━━━━━ Source data

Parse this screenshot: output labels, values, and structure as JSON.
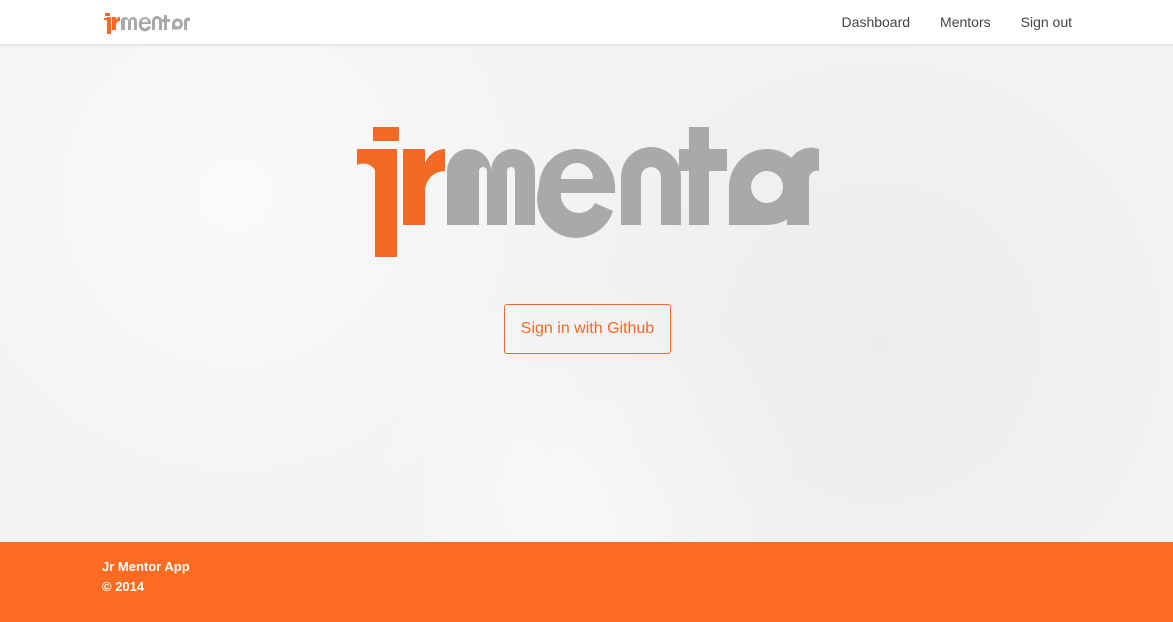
{
  "brand": {
    "logo_text": "jrmentor",
    "accent_color": "#f26a26",
    "logo_gray": "#a9a9a9"
  },
  "nav": {
    "items": [
      {
        "label": "Dashboard"
      },
      {
        "label": "Mentors"
      },
      {
        "label": "Sign out"
      }
    ]
  },
  "hero": {
    "logo_text": "jrmentor",
    "signin_label": "Sign in with Github"
  },
  "footer": {
    "title": "Jr Mentor App",
    "copyright": "© 2014",
    "background_color": "#fb6c22"
  }
}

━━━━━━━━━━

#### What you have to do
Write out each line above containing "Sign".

#### Response to the task
        "label": "Sign out"
    "signin_label": "Sign in with Github"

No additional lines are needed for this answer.